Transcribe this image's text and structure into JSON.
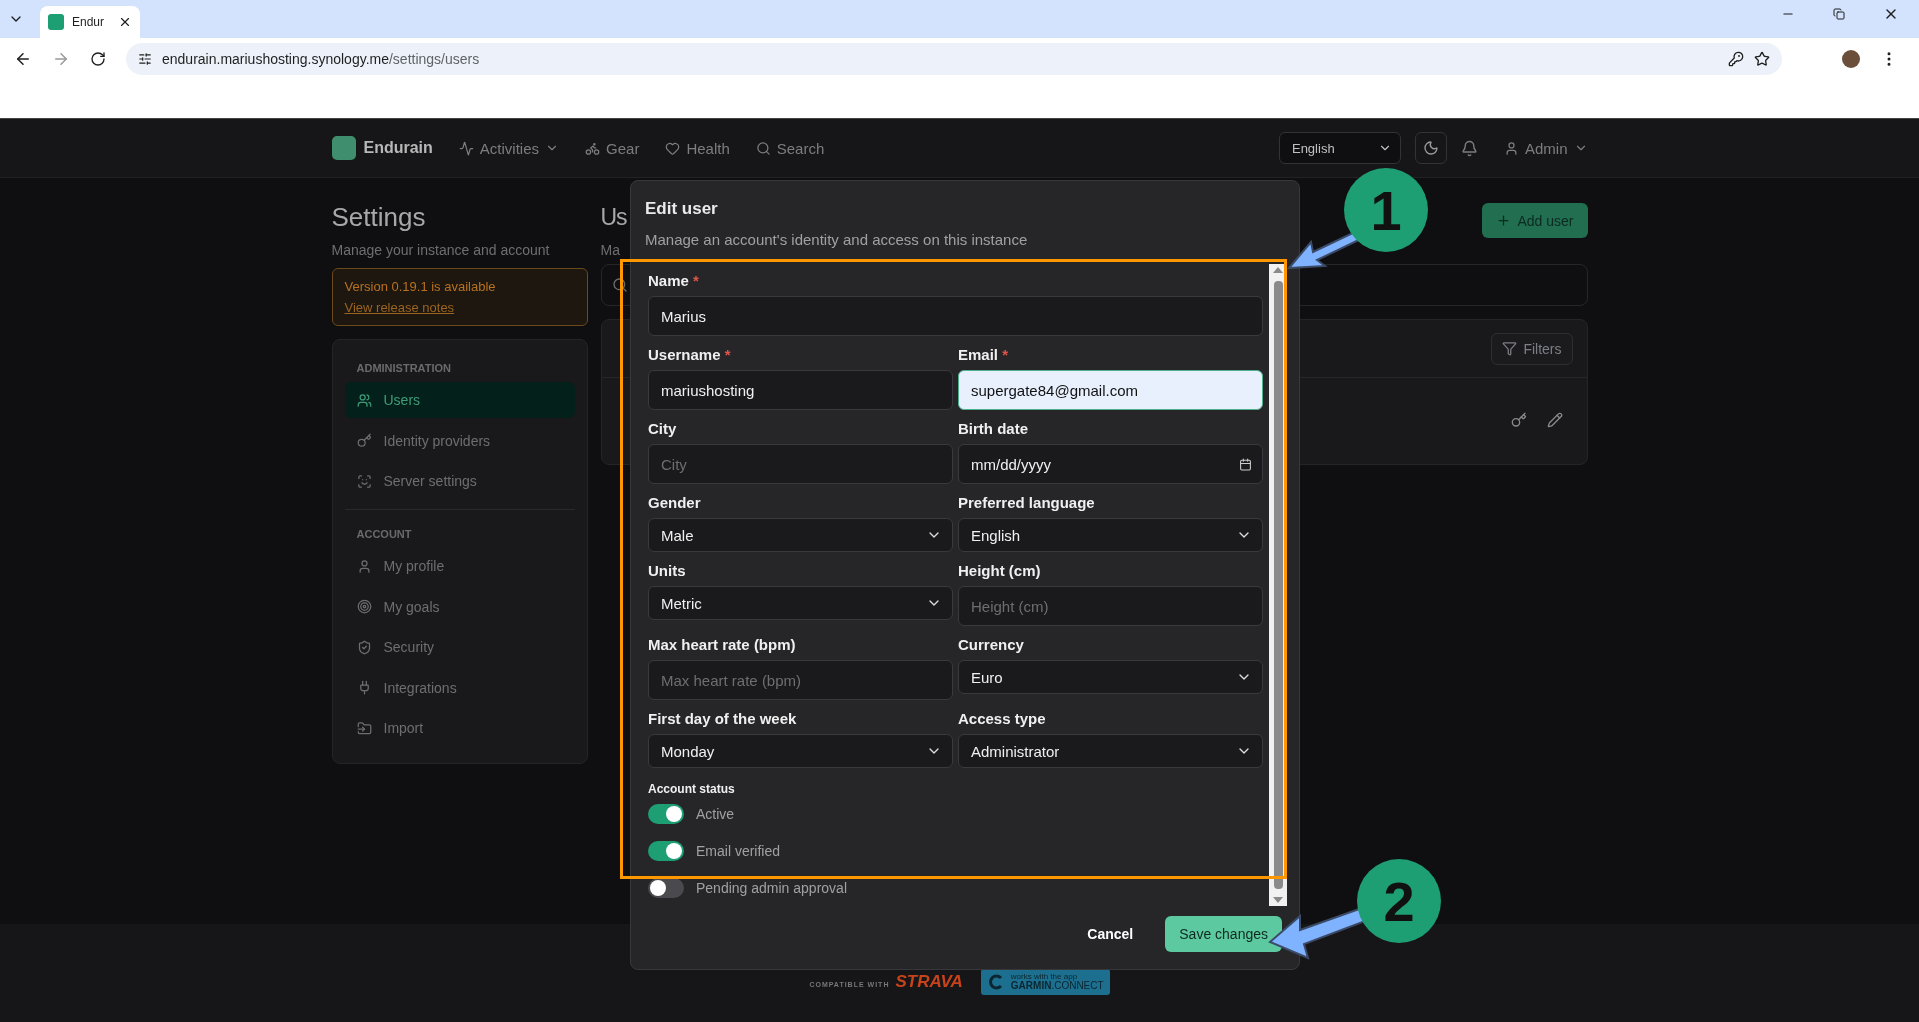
{
  "browser": {
    "tab_title": "Endur",
    "url_host": "endurain.mariushosting.synology.me",
    "url_path": "/settings/users"
  },
  "nav": {
    "brand": "Endurain",
    "items": [
      {
        "label": "Activities",
        "dropdown": true
      },
      {
        "label": "Gear",
        "dropdown": false
      },
      {
        "label": "Health",
        "dropdown": false
      },
      {
        "label": "Search",
        "dropdown": false
      }
    ],
    "language": "English",
    "user": "Admin"
  },
  "settings": {
    "title": "Settings",
    "subtitle": "Manage your instance and account",
    "alert": {
      "text": "Version 0.19.1 is available",
      "link": "View release notes"
    },
    "sections": [
      {
        "heading": "ADMINISTRATION",
        "items": [
          {
            "label": "Users",
            "selected": true
          },
          {
            "label": "Identity providers",
            "selected": false
          },
          {
            "label": "Server settings",
            "selected": false
          }
        ]
      },
      {
        "heading": "ACCOUNT",
        "items": [
          {
            "label": "My profile",
            "selected": false
          },
          {
            "label": "My goals",
            "selected": false
          },
          {
            "label": "Security",
            "selected": false
          },
          {
            "label": "Integrations",
            "selected": false
          },
          {
            "label": "Import",
            "selected": false
          }
        ]
      }
    ]
  },
  "main": {
    "title": "Us",
    "subtitle": "Ma",
    "add_button": "Add user",
    "filters_button": "Filters"
  },
  "modal": {
    "title": "Edit user",
    "subtitle": "Manage an account's identity and access on this instance",
    "rows": [
      {
        "fields": [
          {
            "label": "Name",
            "required_mark": "*",
            "kind": "text",
            "value": "Marius",
            "focused": false
          }
        ]
      },
      {
        "fields": [
          {
            "label": "Username",
            "required_mark": "*",
            "kind": "text",
            "value": "mariushosting",
            "focused": false
          },
          {
            "label": "Email",
            "required_mark": "*",
            "kind": "text",
            "value": "supergate84@gmail.com",
            "focused": true
          }
        ]
      },
      {
        "fields": [
          {
            "label": "City",
            "kind": "text",
            "placeholder": "City",
            "focused": false
          },
          {
            "label": "Birth date",
            "kind": "date",
            "value": "mm/dd/yyyy",
            "focused": false
          }
        ]
      },
      {
        "fields": [
          {
            "label": "Gender",
            "kind": "select",
            "value": "Male",
            "focused": false
          },
          {
            "label": "Preferred language",
            "kind": "select",
            "value": "English",
            "focused": false
          }
        ]
      },
      {
        "fields": [
          {
            "label": "Units",
            "kind": "select",
            "value": "Metric",
            "focused": false
          },
          {
            "label": "Height (cm)",
            "kind": "text",
            "placeholder": "Height (cm)",
            "focused": false
          }
        ]
      },
      {
        "fields": [
          {
            "label": "Max heart rate (bpm)",
            "kind": "text",
            "placeholder": "Max heart rate (bpm)",
            "focused": false
          },
          {
            "label": "Currency",
            "kind": "select",
            "value": "Euro",
            "focused": false
          }
        ]
      },
      {
        "fields": [
          {
            "label": "First day of the week",
            "kind": "select",
            "value": "Monday",
            "focused": false
          },
          {
            "label": "Access type",
            "kind": "select",
            "value": "Administrator",
            "focused": false
          }
        ]
      }
    ],
    "status_heading": "Account status",
    "toggles": [
      {
        "label": "Active",
        "on": true
      },
      {
        "label": "Email verified",
        "on": true
      },
      {
        "label": "Pending admin approval",
        "on": false
      }
    ],
    "cancel": "Cancel",
    "save": "Save changes"
  },
  "footer": {
    "strava_prefix": "COMPATIBLE WITH",
    "strava": "STRAVA",
    "garmin_small": "works with the app",
    "garmin": "GARMIN",
    "garmin_suffix": ".CONNECT"
  },
  "annotations": [
    {
      "number": "1"
    },
    {
      "number": "2"
    }
  ]
}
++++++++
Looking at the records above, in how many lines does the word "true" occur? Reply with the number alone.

5